Some of the attacks on Wu feel personal—aside from the betrayal that many Asian American fans may have felt upon reading Wu’s tweets, other marginalized people, such as Black audience (whose representation wasn’t as supported as Wu’s in FOTB) may have also taken her words personally. They may have also felt that Wu, by starring in such hugely representative pieces of media such as FOTB and Crazy Rich Asians, betrayed marginalized, non-Asian diaspora communities as a whole. Regardless, those critics who truly felt hurt by Wu’s comments still bought into the expectation that Wu should have kept her grievances private.       

“AsAms don’t talk about mental health enough,” Wu wrote in her latest post. She alluded to the pressure of being a representative of the Asian American community, adding, “While we’re quick to celebrate representation wins, there’s a lot of avoidance around the more uncomfortable issues within our community.” If Wu was “messy,” flawed, or imperfect when she publicly expressed her frustration, so, too, were the members of the Asian American community and peers who turned their backs on and attacked her instead of reaching out with compassion or to ask for clarity. The honesty and humility with which Wu has returned to social media as well as the time that she has taken to care for herself should be lauded. While Wu has taken the time to heal and grow, the community still has a lot of work to do. If we Asian Americans are going to make any actor a beacon of representation, we need to acknowledge the actor as a flawed individual and the community itself as imperfect as well.

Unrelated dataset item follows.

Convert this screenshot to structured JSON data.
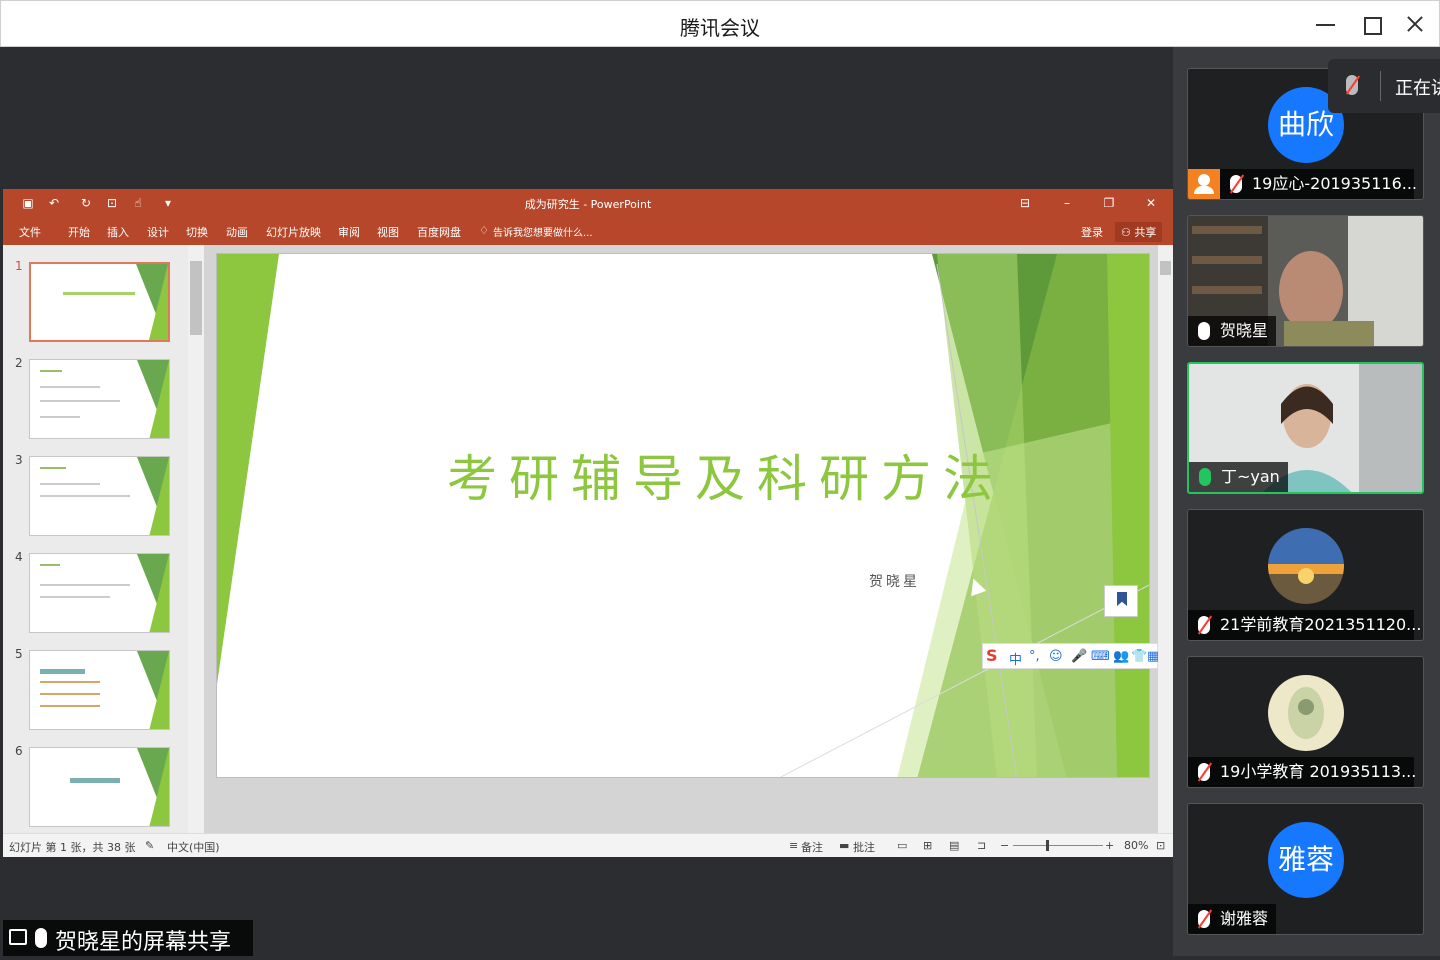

Published on July 21, 2022

Words by Stephanie Tran

Stephanie Tran is a 30-something law graduate and Vietnamese-American child of South Vietnamese political refugees whose publications include a paper on the socializing effect of the German Grimms version of “Cinderella” and another on the gender inequity that Chinese businesswomen face. You can read more of Stephanie’s thoughts on Twitter at @youandyourego.

Art by Robinick Fernandez

Robinick Fernandez is a prolific and visionary creative director whose work blends the worlds of art, architecture, design, and fashion. For two decades Robinick Fernandez connected art with design for global brands, and his work has left an impact having navigated across many countries and cultures including Europe, Asia, the United States and beyond. For his next venture, he celebrates his Filipino American roots as Creative Director for JoySauce, being committed to cultural storytelling, sustainability, forward-thinking design, and conscious content .